===== RECORDS PROVIDED =====

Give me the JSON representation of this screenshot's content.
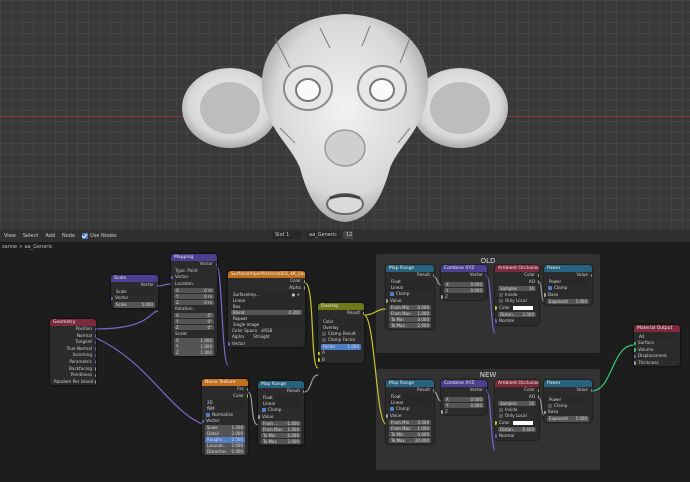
{
  "header": {
    "menu": [
      "View",
      "Select",
      "Add",
      "Node"
    ],
    "use_nodes": "Use Nodes",
    "slot": "Slot 1",
    "material": "aa_Generic",
    "users": "12"
  },
  "breadcrumb": "zanne  >  aa_Generic",
  "frames": {
    "old": "OLD",
    "new": "NEW"
  },
  "nodes": {
    "geometry": {
      "title": "Geometry",
      "outputs": [
        "Position",
        "Normal",
        "Tangent",
        "True Normal",
        "Incoming",
        "Parametric",
        "Backfacing",
        "Pointiness",
        "Random Per Island"
      ]
    },
    "scale": {
      "title": "Scale",
      "out": "Vector",
      "mode": "Scale",
      "vector": "Vector",
      "scale_label": "Scale",
      "scale_value": "5.000"
    },
    "mapping": {
      "title": "Mapping",
      "out": "Vector",
      "type_label": "Type:",
      "type_value": "Point",
      "vector": "Vector",
      "location": "Location:",
      "rotation": "Rotation:",
      "scale": "Scale:",
      "loc": [
        {
          "a": "X",
          "v": "0 m"
        },
        {
          "a": "Y",
          "v": "0 m"
        },
        {
          "a": "Z",
          "v": "0 m"
        }
      ],
      "rot": [
        {
          "a": "X",
          "v": "0°"
        },
        {
          "a": "Y",
          "v": "0°"
        },
        {
          "a": "Z",
          "v": "0°"
        }
      ],
      "scl": [
        {
          "a": "X",
          "v": "1.000"
        },
        {
          "a": "Y",
          "v": "1.000"
        },
        {
          "a": "Z",
          "v": "1.000"
        }
      ]
    },
    "image": {
      "title": "SurfaceImperfections003_4K_var1.jpg",
      "out_color": "Color",
      "out_alpha": "Alpha",
      "image_name": "SurfaceImp...",
      "interp": "Linear",
      "proj": "Box",
      "blend_label": "Blend",
      "blend_value": "0.200",
      "ext": "Repeat",
      "source": "Single Image",
      "cs_label": "Color Space",
      "cs_value": "sRGB",
      "alpha_label": "Alpha",
      "alpha_value": "Straight",
      "vector": "Vector"
    },
    "noise": {
      "title": "Noise Texture",
      "out_fac": "Fac",
      "out_color": "Color",
      "dim": "2D",
      "type": "fBM",
      "normalize": "Normalize",
      "vector": "Vector",
      "fields": [
        {
          "l": "Scale",
          "v": "1.000"
        },
        {
          "l": "Detail",
          "v": "2.000"
        },
        {
          "l": "Roughn...",
          "v": "0.500"
        },
        {
          "l": "Lacunar...",
          "v": "2.000"
        },
        {
          "l": "Distortion",
          "v": "0.000"
        }
      ]
    },
    "maprange_mid": {
      "title": "Map Range",
      "out": "Result",
      "dtype": "Float",
      "interp": "Linear",
      "clamp": "Clamp",
      "value": "Value",
      "fields": [
        {
          "l": "From ...",
          "v": "-1.000"
        },
        {
          "l": "From Max",
          "v": "1.000"
        },
        {
          "l": "To Min",
          "v": "0.000"
        },
        {
          "l": "To Max",
          "v": "2.000"
        }
      ]
    },
    "overlay": {
      "title": "Overlay",
      "out": "Result",
      "dtype": "Color",
      "blend": "Overlay",
      "clamp_result": "Clamp Result",
      "clamp_factor": "Clamp Factor",
      "factor_label": "Factor",
      "factor_value": "1.000",
      "in_a": "A",
      "in_b": "B"
    },
    "old_maprange": {
      "title": "Map Range",
      "out": "Result",
      "dtype": "Float",
      "interp": "Linear",
      "clamp": "Clamp",
      "value": "Value",
      "fields": [
        {
          "l": "From Min",
          "v": "0.000"
        },
        {
          "l": "From Max",
          "v": "1.000"
        },
        {
          "l": "To Min",
          "v": "0.000"
        },
        {
          "l": "To Max",
          "v": "2.000"
        }
      ]
    },
    "old_combine": {
      "title": "Combine XYZ",
      "out": "Vector",
      "fields": [
        {
          "l": "X",
          "v": "0.000"
        },
        {
          "l": "Y",
          "v": "0.000"
        }
      ],
      "z": "Z"
    },
    "old_ao": {
      "title": "Ambient Occlusion",
      "out_color": "Color",
      "out_ao": "AO",
      "samples_label": "Samples",
      "samples_value": "16",
      "inside": "Inside",
      "only_local": "Only Local",
      "color": "Color",
      "dist_label": "Distan...",
      "dist_value": "2.000",
      "normal": "Normal"
    },
    "old_power": {
      "title": "Power",
      "out": "Value",
      "op": "Power",
      "clamp": "Clamp",
      "base": "Base",
      "exp_label": "Exponent",
      "exp_value": "5.000"
    },
    "new_maprange": {
      "title": "Map Range",
      "out": "Result",
      "dtype": "Float",
      "interp": "Linear",
      "clamp": "Clamp",
      "value": "Value",
      "fields": [
        {
          "l": "From Min",
          "v": "0.000"
        },
        {
          "l": "From Max",
          "v": "1.000"
        },
        {
          "l": "To Min",
          "v": "0.000"
        },
        {
          "l": "To Max",
          "v": "20.000"
        }
      ]
    },
    "new_combine": {
      "title": "Combine XYZ",
      "out": "Vector",
      "fields": [
        {
          "l": "X",
          "v": "0.000"
        },
        {
          "l": "Y",
          "v": "0.000"
        }
      ],
      "z": "Z"
    },
    "new_ao": {
      "title": "Ambient Occlusion",
      "out_color": "Color",
      "out_ao": "AO",
      "samples_label": "Samples",
      "samples_value": "16",
      "inside": "Inside",
      "only_local": "Only Local",
      "color": "Color",
      "dist_label": "Distan...",
      "dist_value": "0.400",
      "normal": "Normal"
    },
    "new_power": {
      "title": "Power",
      "out": "Value",
      "op": "Power",
      "clamp": "Clamp",
      "base": "Base",
      "exp_label": "Exponent",
      "exp_value": "5.000"
    },
    "output": {
      "title": "Material Output",
      "target": "All",
      "inputs": [
        "Surface",
        "Volume",
        "Displacement",
        "Thickness"
      ]
    }
  },
  "colors": {
    "vector_header": "#4b3f91",
    "texture_header": "#c2701f",
    "input_header": "#7d2a3e",
    "color_header": "#6f7a16",
    "converter_header": "#27637e",
    "shader_header": "#2d7a3f",
    "output_header": "#7d2a3e",
    "wire": "#7a68c8",
    "wire_gray": "#9a9a9a",
    "wire_yellow": "#c6c630",
    "socket_vector": "#6464c8",
    "socket_float": "#a1a1a1",
    "socket_color": "#c7c729",
    "socket_shader": "#39c774"
  }
}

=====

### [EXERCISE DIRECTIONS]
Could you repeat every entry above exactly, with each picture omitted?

### [EXERCISE RESPONSE]
Give me the JSON representation of this screenshot's content.
{
  "header": {
    "menu": [
      "View",
      "Select",
      "Add",
      "Node"
    ],
    "use_nodes": "Use Nodes",
    "slot": "Slot 1",
    "material": "aa_Generic",
    "users": "12"
  },
  "breadcrumb": "zanne  >  aa_Generic",
  "frames": {
    "old": "OLD",
    "new": "NEW"
  },
  "nodes": {
    "geometry": {
      "title": "Geometry",
      "outputs": [
        "Position",
        "Normal",
        "Tangent",
        "True Normal",
        "Incoming",
        "Parametric",
        "Backfacing",
        "Pointiness",
        "Random Per Island"
      ]
    },
    "scale": {
      "title": "Scale",
      "out": "Vector",
      "mode": "Scale",
      "vector": "Vector",
      "scale_label": "Scale",
      "scale_value": "5.000"
    },
    "mapping": {
      "title": "Mapping",
      "out": "Vector",
      "type_label": "Type:",
      "type_value": "Point",
      "vector": "Vector",
      "location": "Location:",
      "rotation": "Rotation:",
      "scale": "Scale:",
      "loc": [
        {
          "a": "X",
          "v": "0 m"
        },
        {
          "a": "Y",
          "v": "0 m"
        },
        {
          "a": "Z",
          "v": "0 m"
        }
      ],
      "rot": [
        {
          "a": "X",
          "v": "0°"
        },
        {
          "a": "Y",
          "v": "0°"
        },
        {
          "a": "Z",
          "v": "0°"
        }
      ],
      "scl": [
        {
          "a": "X",
          "v": "1.000"
        },
        {
          "a": "Y",
          "v": "1.000"
        },
        {
          "a": "Z",
          "v": "1.000"
        }
      ]
    },
    "image": {
      "title": "SurfaceImperfections003_4K_var1.jpg",
      "out_color": "Color",
      "out_alpha": "Alpha",
      "image_name": "SurfaceImp...",
      "interp": "Linear",
      "proj": "Box",
      "blend_label": "Blend",
      "blend_value": "0.200",
      "ext": "Repeat",
      "source": "Single Image",
      "cs_label": "Color Space",
      "cs_value": "sRGB",
      "alpha_label": "Alpha",
      "alpha_value": "Straight",
      "vector": "Vector"
    },
    "noise": {
      "title": "Noise Texture",
      "out_fac": "Fac",
      "out_color": "Color",
      "dim": "2D",
      "type": "fBM",
      "normalize": "Normalize",
      "vector": "Vector",
      "fields": [
        {
          "l": "Scale",
          "v": "1.000"
        },
        {
          "l": "Detail",
          "v": "2.000"
        },
        {
          "l": "Roughn...",
          "v": "0.500"
        },
        {
          "l": "Lacunar...",
          "v": "2.000"
        },
        {
          "l": "Distortion",
          "v": "0.000"
        }
      ]
    },
    "maprange_mid": {
      "title": "Map Range",
      "out": "Result",
      "dtype": "Float",
      "interp": "Linear",
      "clamp": "Clamp",
      "value": "Value",
      "fields": [
        {
          "l": "From ...",
          "v": "-1.000"
        },
        {
          "l": "From Max",
          "v": "1.000"
        },
        {
          "l": "To Min",
          "v": "0.000"
        },
        {
          "l": "To Max",
          "v": "2.000"
        }
      ]
    },
    "overlay": {
      "title": "Overlay",
      "out": "Result",
      "dtype": "Color",
      "blend": "Overlay",
      "clamp_result": "Clamp Result",
      "clamp_factor": "Clamp Factor",
      "factor_label": "Factor",
      "factor_value": "1.000",
      "in_a": "A",
      "in_b": "B"
    },
    "old_maprange": {
      "title": "Map Range",
      "out": "Result",
      "dtype": "Float",
      "interp": "Linear",
      "clamp": "Clamp",
      "value": "Value",
      "fields": [
        {
          "l": "From Min",
          "v": "0.000"
        },
        {
          "l": "From Max",
          "v": "1.000"
        },
        {
          "l": "To Min",
          "v": "0.000"
        },
        {
          "l": "To Max",
          "v": "2.000"
        }
      ]
    },
    "old_combine": {
      "title": "Combine XYZ",
      "out": "Vector",
      "fields": [
        {
          "l": "X",
          "v": "0.000"
        },
        {
          "l": "Y",
          "v": "0.000"
        }
      ],
      "z": "Z"
    },
    "old_ao": {
      "title": "Ambient Occlusion",
      "out_color": "Color",
      "out_ao": "AO",
      "samples_label": "Samples",
      "samples_value": "16",
      "inside": "Inside",
      "only_local": "Only Local",
      "color": "Color",
      "dist_label": "Distan...",
      "dist_value": "2.000",
      "normal": "Normal"
    },
    "old_power": {
      "title": "Power",
      "out": "Value",
      "op": "Power",
      "clamp": "Clamp",
      "base": "Base",
      "exp_label": "Exponent",
      "exp_value": "5.000"
    },
    "new_maprange": {
      "title": "Map Range",
      "out": "Result",
      "dtype": "Float",
      "interp": "Linear",
      "clamp": "Clamp",
      "value": "Value",
      "fields": [
        {
          "l": "From Min",
          "v": "0.000"
        },
        {
          "l": "From Max",
          "v": "1.000"
        },
        {
          "l": "To Min",
          "v": "0.000"
        },
        {
          "l": "To Max",
          "v": "20.000"
        }
      ]
    },
    "new_combine": {
      "title": "Combine XYZ",
      "out": "Vector",
      "fields": [
        {
          "l": "X",
          "v": "0.000"
        },
        {
          "l": "Y",
          "v": "0.000"
        }
      ],
      "z": "Z"
    },
    "new_ao": {
      "title": "Ambient Occlusion",
      "out_color": "Color",
      "out_ao": "AO",
      "samples_label": "Samples",
      "samples_value": "16",
      "inside": "Inside",
      "only_local": "Only Local",
      "color": "Color",
      "dist_label": "Distan...",
      "dist_value": "0.400",
      "normal": "Normal"
    },
    "new_power": {
      "title": "Power",
      "out": "Value",
      "op": "Power",
      "clamp": "Clamp",
      "base": "Base",
      "exp_label": "Exponent",
      "exp_value": "5.000"
    },
    "output": {
      "title": "Material Output",
      "target": "All",
      "inputs": [
        "Surface",
        "Volume",
        "Displacement",
        "Thickness"
      ]
    }
  },
  "colors": {
    "vector_header": "#4b3f91",
    "texture_header": "#c2701f",
    "input_header": "#7d2a3e",
    "color_header": "#6f7a16",
    "converter_header": "#27637e",
    "shader_header": "#2d7a3f",
    "output_header": "#7d2a3e",
    "wire": "#7a68c8",
    "wire_gray": "#9a9a9a",
    "wire_yellow": "#c6c630",
    "socket_vector": "#6464c8",
    "socket_float": "#a1a1a1",
    "socket_color": "#c7c729",
    "socket_shader": "#39c774"
  }
}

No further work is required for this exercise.